"The Great Gilly Hopkins" by Katherine Paterson is a great story of a young girl, Gilly, who is moved around from one foster home to another. I think that she is scared on the inside and just wants someone to be there to guide and protect her. Gilly wants to control every situation that she is in so that she seems like the bigger one in the household. When she comes home from school Trotter, her foster mother, offers her a snack. Although Gilly may have been hungry she ignores Trotter and runs up to her room and slams the door behind her. Gilly doesn't want to seem vulernable to anyone. I also enjoyed how I could feel the emotions Gilly was feeling throughout the story in the text. When Agnes, a girl from Gilly's class, wants to hang out with her Gilly is annoyed. The reader is able to be inside of GIlly's thoughts when she says, "We? Are you kidding?" I could feel so much annoyance through that small line. I think the author did a great job of adding those small details throughout the entire story. I think that the big idea for this story is to show children that what they have now might not be their "ideal" situation but they should appreciate every minute because no one knows when it may be taken away. ( )
  laurenbutcher | Mar 8, 2014 |
Showing 1-5 of 65 (next | show all)
One of my favorites from grade school. Despite her hatred towards her adoptive family, one of my favorite Gilly moments is where she teaches WE (the little boy) to stand up for himself by saying "Get the hell outta my way!"
I would recommend this to anyone, regardless of the age group.
added by leedavies777 | editnew york times
 

» Add other authors (10 possible)

Author nameRoleType of authorWork?Status
Katherine Patersonprimary authorall editionsconfirmed
Berthelius, MarieTranslatorsecondary authorsome editionsconfirmed
You must log in to edit Common Knowledge data.
For more help see the Common Knowledge help page.
Series (with order)
Canonical title
Original title
Alternative titles
Original publication date
People/Characters
Important places
Important events
Related movies
Awards and honors
Epigraph
Dedication
For Mary
from her real and adopted mother with love
First words
"Gilly," said Miss Ellis with a shake of her long blonde hair toward the passenger in the back seat.
Quotations
Last words
(Click to show. Warning: May contain spoilers.)
Disambiguation notice
Publisher's editors
Blurbers
Publisher series

References to this work on external resources.

Wikipedia in English (1)

Book description
Haiku summary

Amazon.com Amazon.com Review (ISBN 0064402010, Paperback)

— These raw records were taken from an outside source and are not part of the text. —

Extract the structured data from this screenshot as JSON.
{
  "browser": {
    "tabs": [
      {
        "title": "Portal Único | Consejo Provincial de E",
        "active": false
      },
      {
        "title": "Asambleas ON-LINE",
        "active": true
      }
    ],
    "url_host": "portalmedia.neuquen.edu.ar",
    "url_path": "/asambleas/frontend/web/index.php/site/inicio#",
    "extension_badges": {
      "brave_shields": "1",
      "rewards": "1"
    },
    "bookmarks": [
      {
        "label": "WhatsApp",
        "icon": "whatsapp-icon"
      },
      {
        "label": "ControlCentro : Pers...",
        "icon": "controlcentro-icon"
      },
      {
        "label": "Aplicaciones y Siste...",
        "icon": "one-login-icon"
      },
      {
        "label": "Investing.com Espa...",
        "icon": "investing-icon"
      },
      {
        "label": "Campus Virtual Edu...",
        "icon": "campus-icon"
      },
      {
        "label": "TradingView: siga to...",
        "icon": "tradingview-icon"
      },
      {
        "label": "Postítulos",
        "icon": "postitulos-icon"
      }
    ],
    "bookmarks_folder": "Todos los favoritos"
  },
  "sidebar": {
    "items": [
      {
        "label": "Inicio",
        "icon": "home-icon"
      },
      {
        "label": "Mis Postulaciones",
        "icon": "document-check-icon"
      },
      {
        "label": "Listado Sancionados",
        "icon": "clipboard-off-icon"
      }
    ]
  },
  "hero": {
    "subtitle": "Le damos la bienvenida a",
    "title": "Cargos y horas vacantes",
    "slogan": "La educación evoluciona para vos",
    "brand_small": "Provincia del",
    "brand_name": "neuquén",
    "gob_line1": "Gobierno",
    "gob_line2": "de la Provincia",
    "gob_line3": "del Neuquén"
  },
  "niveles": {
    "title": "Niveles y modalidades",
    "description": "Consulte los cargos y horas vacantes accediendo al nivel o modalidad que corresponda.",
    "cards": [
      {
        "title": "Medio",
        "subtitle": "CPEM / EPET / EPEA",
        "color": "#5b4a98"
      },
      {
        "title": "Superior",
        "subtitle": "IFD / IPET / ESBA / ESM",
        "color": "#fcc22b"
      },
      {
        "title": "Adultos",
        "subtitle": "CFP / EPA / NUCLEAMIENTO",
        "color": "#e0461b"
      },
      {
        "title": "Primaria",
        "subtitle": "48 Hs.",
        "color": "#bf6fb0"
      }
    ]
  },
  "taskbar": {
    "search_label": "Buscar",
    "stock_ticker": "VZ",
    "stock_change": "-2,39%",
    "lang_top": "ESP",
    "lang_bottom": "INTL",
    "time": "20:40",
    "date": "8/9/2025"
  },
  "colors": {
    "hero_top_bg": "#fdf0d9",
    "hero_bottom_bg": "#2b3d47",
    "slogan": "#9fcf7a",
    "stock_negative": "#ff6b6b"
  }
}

Gilly Hopkins is a determined-to-be-unpleasant 11-year-old foster kid who the reader can't help but like by the end. Gilly has been in the foster system all her life, and she dreams of getting back to her (as she imagines) wonderful mother. (The mother makes these longings worse by writing the occasional letter.) Gilly is all the more determined to leave after she's placed in a new foster home with a "gross guardian and a freaky kid." But she soon learns about illusions--the hard way. This Newbery Honor Book manages to treat a somewhat grim, and definitely grown-up theme with love and humor, making it a terrific read for a young reader who's ready to learn that "happy" and "ending" don't always go together. (Ages 9 to 12) --Richard Farr

(retrieved from Amazon Mon, 30 Sep 2013 13:29:44 -0400)

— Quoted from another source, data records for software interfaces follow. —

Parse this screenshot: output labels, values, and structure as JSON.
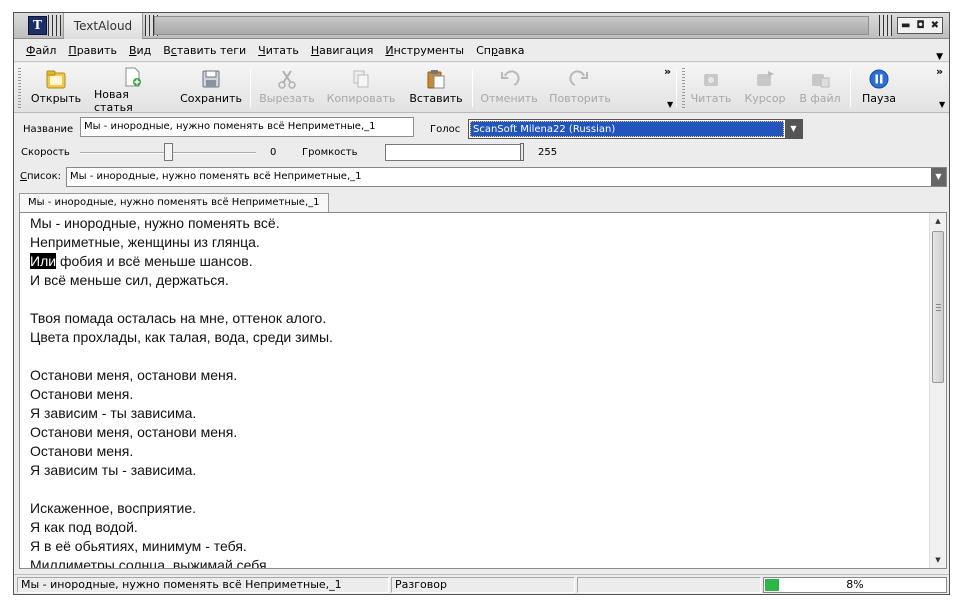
{
  "window": {
    "title": "TextAloud"
  },
  "menu": [
    {
      "pre": "",
      "u": "Ф",
      "post": "айл"
    },
    {
      "pre": "",
      "u": "П",
      "post": "равить"
    },
    {
      "pre": "",
      "u": "В",
      "post": "ид"
    },
    {
      "pre": "В",
      "u": "с",
      "post": "тавить теги"
    },
    {
      "pre": "",
      "u": "Ч",
      "post": "итать"
    },
    {
      "pre": "",
      "u": "Н",
      "post": "авигация"
    },
    {
      "pre": "",
      "u": "И",
      "post": "нструменты"
    },
    {
      "pre": "Сп",
      "u": "р",
      "post": "авка"
    }
  ],
  "toolbar": {
    "open": "Открыть",
    "new_article": "Новая статья",
    "save": "Сохранить",
    "cut": "Вырезать",
    "copy": "Копировать",
    "paste": "Вставить",
    "undo": "Отменить",
    "redo": "Повторить",
    "read": "Читать",
    "cursor": "Курсор",
    "to_file": "В файл",
    "pause": "Пауза"
  },
  "form": {
    "name_label": "Название",
    "name_value": "Мы - инородные, нужно поменять всё Неприметные,_1",
    "voice_label": "Голос",
    "voice_value": "ScanSoft Milena22 (Russian)",
    "speed_label": "Скорость",
    "speed_value": "0",
    "volume_label": "Громкость",
    "volume_value": "255",
    "list_label_u": "С",
    "list_label_rest": "писок:",
    "list_value": "Мы - инородные, нужно поменять всё Неприметные,_1",
    "speed_position": 0.5,
    "volume_level": 1.0
  },
  "doc_tab": "Мы - инородные, нужно поменять всё Неприметные,_1",
  "editor": {
    "highlight_word": "Или",
    "lines": [
      "Мы - инородные, нужно поменять всё.",
      "Неприметные, женщины из глянца.",
      "Или фобия и всё меньше шансов.",
      "И всё меньше сил, держаться.",
      "",
      "Твоя помада осталась на мне, оттенок алого.",
      "Цвета прохлады, как талая, вода, среди зимы.",
      "",
      "Останови меня, останови меня.",
      "Останови меня.",
      "Я зависим - ты зависима.",
      "Останови меня, останови меня.",
      "Останови меня.",
      "Я зависим ты - зависима.",
      "",
      "Искаженное, восприятие.",
      "Я как под водой.",
      "Я в её обьятиях, минимум - тебя.",
      "Миллиметры солнца, выжимай себя."
    ]
  },
  "status": {
    "doc": "Мы - инородные, нужно поменять всё Неприметные,_1",
    "mode": "Разговор",
    "progress_percent": 8,
    "progress_label": "8%"
  }
}
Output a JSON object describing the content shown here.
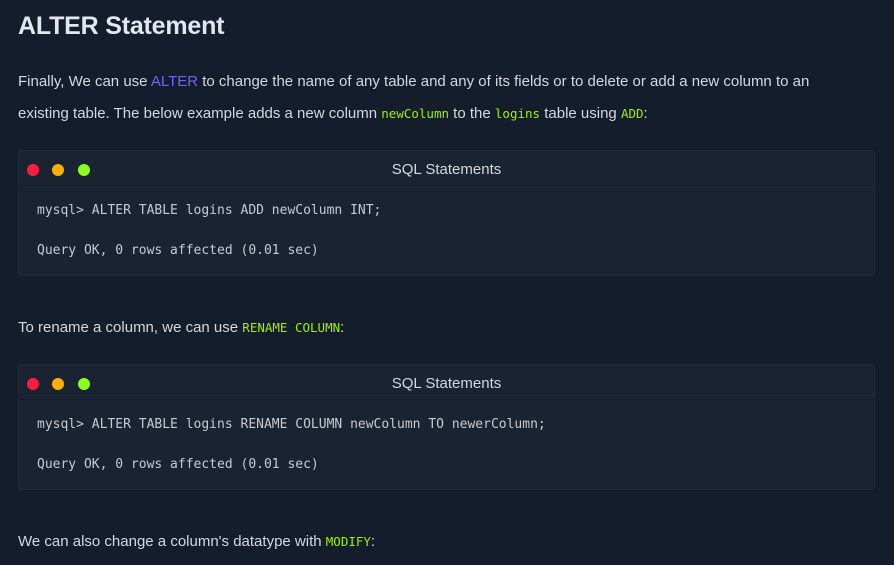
{
  "heading": "ALTER Statement",
  "intro": {
    "t1": "Finally, We can use ",
    "link": "ALTER",
    "t2": " to change the name of any table and any of its fields or to delete or add a new column to an",
    "t3": "existing table. The below example adds a new column ",
    "code1": "newColumn",
    "t4": " to the ",
    "code2": "logins",
    "t5": " table using ",
    "code3": "ADD",
    "t6": ":"
  },
  "box1": {
    "title": "SQL Statements",
    "line1": "mysql> ALTER TABLE logins ADD newColumn INT;",
    "line2": "Query OK, 0 rows affected (0.01 sec)"
  },
  "rename": {
    "t1": "To rename a column, we can use ",
    "code": "RENAME COLUMN",
    "t2": ":"
  },
  "box2": {
    "title": "SQL Statements",
    "line1": "mysql> ALTER TABLE logins RENAME COLUMN newColumn TO newerColumn;",
    "line2": "Query OK, 0 rows affected (0.01 sec)"
  },
  "modify": {
    "t1": "We can also change a column's datatype with ",
    "code": "MODIFY",
    "t2": ":"
  },
  "colors": {
    "background": "#141d2b",
    "codebox": "#1a2332",
    "code_green": "#9fef00",
    "link_purple": "#7b5cff",
    "dot_red": "#ff1e3c",
    "dot_yellow": "#ffaf00",
    "dot_green": "#8cff1e"
  }
}
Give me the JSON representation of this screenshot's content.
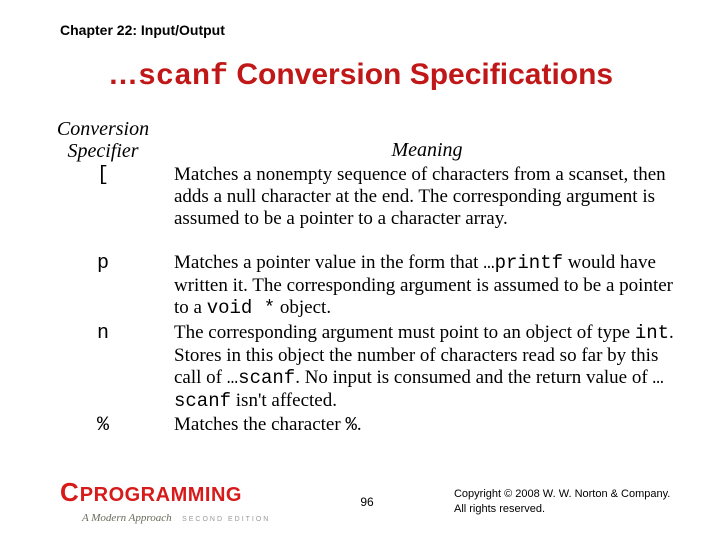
{
  "chapter": "Chapter 22: Input/Output",
  "title_prefix": "…",
  "title_mono": "scanf",
  "title_rest": " Conversion Specifications",
  "headers": {
    "specifier": "Conversion Specifier",
    "meaning": "Meaning"
  },
  "rows": {
    "bracket": {
      "spec": "[",
      "mean_a": "Matches a nonempty sequence of characters from a scanset, then adds a null character at the end. The corresponding argument is assumed to be a pointer to a character array."
    },
    "p": {
      "spec": "p",
      "mean_a": "Matches a pointer value in the form that ",
      "mean_mono1": "…printf",
      "mean_b": " would have written it. The corresponding argument is assumed to be a pointer to a ",
      "mean_mono2": "void *",
      "mean_c": " object."
    },
    "n": {
      "spec": "n",
      "mean_a": "The corresponding argument must point to an object of type ",
      "mean_mono1": "int",
      "mean_b": ". Stores in this object the number of characters read so far by this call of ",
      "mean_mono2": "…scanf",
      "mean_c": ". No input is consumed and the return value of ",
      "mean_mono3": "…scanf",
      "mean_d": " isn't affected."
    },
    "pct": {
      "spec": "%",
      "mean_a": "Matches the character ",
      "mean_mono1": "%",
      "mean_b": "."
    }
  },
  "logo": {
    "c": "C",
    "prog": "PROGRAMMING",
    "sub": "A Modern Approach",
    "ed": "SECOND EDITION"
  },
  "pagenum": "96",
  "copyright_line1": "Copyright © 2008 W. W. Norton & Company.",
  "copyright_line2": "All rights reserved."
}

(see all 7 descriptions)

An eleven-year-old foster child tries to cope with her longings and fears as she schemes against everyone who tries to be friendly.

» see all 2 descriptions

Quick Links

Swap Ebooks Audio
259 avail.
21 wanted
5 pay2 pay

Popular covers

Rating

Average: (3.8)
0.5 1
1 3
1.5 3
2 11
2.5 9
3 65
3.5 15
4 102
4.5 12
5 65

Audible.com

An edition of this book was published by Audible.com.

See editions

Is this you?

Become a LibraryThing Author.

 

Help/FAQs | About | Privacy/Terms | Blog | Contact | LibraryThing.com | APIs | WikiThing | Common Knowledge | Legacy Libraries | Early Reviewers | 89,503,351 books! | Top bar: Always visible